11Fiber Classification —Natural Fibers Animal fibers (made of proteins):Wool and cashmere from sheepMohair from goatsAngora from rabbitsHair from alpacas, llamas, and camelsSilk from caterpillar cocoons (longer fiber does not shed easily)woven wool textileForensic Science: Fundamentals & Investigations, Chapter 4
12Fiber Classification —Natural Fibers Plant fibers (made of the polymer cellulose):Absorb waterInsoluble in waterVery resistant to damage from harsh chemicalsDissolvable only by strong acidsBecomes brittle over timeForensic Science: Fundamentals & Investigations, Chapter 4
13Fiber Classification —Natural Fibers Plant fibers:Cotton—most common textile plant fiber (picture)Coir from coconuts is durableHemp, jute, and flax from stems grow in bundlesManila and sisal from leaves deteriorate more quicklyForensic Science: Fundamentals & Investigations, Chapter 4
14Fiber Classification —Natural Fibers Mineral Fibers:Fiberglass—a fibrous form of glassAsbestos—a crystalline structureForensic Science: Fundamentals & Investigations, Chapter 4
15Fiber Classification —Synthetic Fibers 50% of fabrics are artificially producedExamples:RayonAcetateNylonAcrylicPolyesterForensic Science: Fundamentals & Investigations, Chapter 4
16Fiber Classification —Synthetic Cellulose Fibers Regenerated Fibers (derived from cellulose):RayonMost common in this groupImitates natural fibers, but strongerCelenese®Cellulose chemically combined with acetateFound in many carpetsPolyamide nylonCellulose combined with three acetate unitsBreathable and lightweightUsed in performance clothingForensic Science: Fundamentals & Investigations, Chapter 4
17Fiber Classification —Synthetic Polymer Fibers Polyester“Polar fleece”Wrinkle-resistantNot easily broken down by light or concentrated acidAdded to natural fibers for strengthNylonEasily broken down by light and concentrated acidOtherwise similar to polyesterspandex nylonForensic Science: Fundamentals & Investigations, Chapter 4
18Fiber Classification —Synthetic Polymer Fibers AcrylicInexpensiveTends to “ball” easilySubstitute for artificial wool or furOlefinsHigh performanceQuick dryingResistant to wearForensic Science: Fundamentals & Investigations, Chapter 4
19Comparison of Natural and Synthetic Fibers Visual Diagnostics of Some Common Textile Fibersunder MagnificationForensic Science: Fundamentals & Investigations, Chapter 4
20Yarns, fabrics, and textiles Yarns—fibers (of any length, thick or thin, loose or tight) twisted or spun togetherBlending fibers meets different needs (e.g., resistance to wrinkling)Fibers are woven into fabricsor textilesThreads are arranged side by side (the warp) More threads are woven back andforth crosswise through the warpForensic Science: Fundamentals & Investigations, Chapter 4
22Fiber ForensicsGenerally, the analyst gets only a limited number of fibers to work with—sometimes only one.Whatever has been gathered from the crime scene is then compared against fibers from a suspect source, such as a car or homeFibers are laid side by side for visual inspection through a microscope.
23Fiber EvidenceFiber evidence in court cases can be used to connect the suspect to the victim or to the crime scene.
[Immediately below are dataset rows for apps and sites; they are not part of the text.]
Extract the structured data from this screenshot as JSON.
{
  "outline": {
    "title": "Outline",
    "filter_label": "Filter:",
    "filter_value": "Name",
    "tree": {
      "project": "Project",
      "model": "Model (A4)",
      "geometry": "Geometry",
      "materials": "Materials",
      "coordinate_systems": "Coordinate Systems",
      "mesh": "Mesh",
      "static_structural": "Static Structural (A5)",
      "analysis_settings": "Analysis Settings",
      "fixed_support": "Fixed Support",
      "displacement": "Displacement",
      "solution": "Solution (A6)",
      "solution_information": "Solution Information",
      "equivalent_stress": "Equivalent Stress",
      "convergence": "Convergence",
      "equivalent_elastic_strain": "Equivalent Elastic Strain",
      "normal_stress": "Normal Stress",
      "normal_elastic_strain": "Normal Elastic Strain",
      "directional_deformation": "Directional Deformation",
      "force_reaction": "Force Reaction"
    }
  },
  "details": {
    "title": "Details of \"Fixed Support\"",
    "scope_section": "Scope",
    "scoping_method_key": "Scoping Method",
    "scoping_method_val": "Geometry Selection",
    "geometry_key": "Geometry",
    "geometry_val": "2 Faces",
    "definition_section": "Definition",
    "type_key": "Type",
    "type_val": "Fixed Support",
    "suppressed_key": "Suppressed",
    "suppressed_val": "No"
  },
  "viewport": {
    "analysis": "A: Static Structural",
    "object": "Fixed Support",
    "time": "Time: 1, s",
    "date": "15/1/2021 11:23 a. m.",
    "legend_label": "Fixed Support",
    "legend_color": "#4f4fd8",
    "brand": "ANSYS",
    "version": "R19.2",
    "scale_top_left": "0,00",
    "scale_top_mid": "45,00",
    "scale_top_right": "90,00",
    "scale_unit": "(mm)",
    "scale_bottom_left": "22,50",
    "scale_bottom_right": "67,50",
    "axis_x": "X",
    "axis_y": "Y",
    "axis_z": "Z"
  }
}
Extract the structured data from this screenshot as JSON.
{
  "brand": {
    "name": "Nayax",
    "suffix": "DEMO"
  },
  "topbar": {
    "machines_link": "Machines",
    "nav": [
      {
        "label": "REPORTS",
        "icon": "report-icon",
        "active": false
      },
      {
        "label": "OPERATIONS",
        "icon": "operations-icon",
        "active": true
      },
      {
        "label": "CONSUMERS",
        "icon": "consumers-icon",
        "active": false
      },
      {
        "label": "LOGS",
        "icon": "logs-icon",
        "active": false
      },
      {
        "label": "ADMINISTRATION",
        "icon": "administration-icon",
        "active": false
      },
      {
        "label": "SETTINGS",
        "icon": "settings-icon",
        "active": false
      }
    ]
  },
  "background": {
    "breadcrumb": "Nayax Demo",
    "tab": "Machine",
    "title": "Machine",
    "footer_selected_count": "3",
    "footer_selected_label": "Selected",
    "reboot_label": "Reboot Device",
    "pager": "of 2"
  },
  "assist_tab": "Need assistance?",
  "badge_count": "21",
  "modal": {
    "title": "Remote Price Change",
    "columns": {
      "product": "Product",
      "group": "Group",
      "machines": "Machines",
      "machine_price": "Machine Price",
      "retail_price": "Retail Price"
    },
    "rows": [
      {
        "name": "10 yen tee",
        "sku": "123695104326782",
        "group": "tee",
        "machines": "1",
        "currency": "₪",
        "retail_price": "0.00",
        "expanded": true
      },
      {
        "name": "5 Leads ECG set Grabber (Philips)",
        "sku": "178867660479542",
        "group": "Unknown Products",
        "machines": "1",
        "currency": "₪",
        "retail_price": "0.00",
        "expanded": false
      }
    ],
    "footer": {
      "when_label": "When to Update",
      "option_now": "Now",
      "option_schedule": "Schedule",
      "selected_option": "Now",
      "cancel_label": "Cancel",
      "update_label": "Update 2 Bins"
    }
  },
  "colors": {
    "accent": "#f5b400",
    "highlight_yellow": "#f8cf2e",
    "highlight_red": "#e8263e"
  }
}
In the case of Wayne Williams, fibers weighed heavily on the outcome of the case. Williams was convicted in 1982 based on carpet fibers that were found in his home, car and on several murder victims.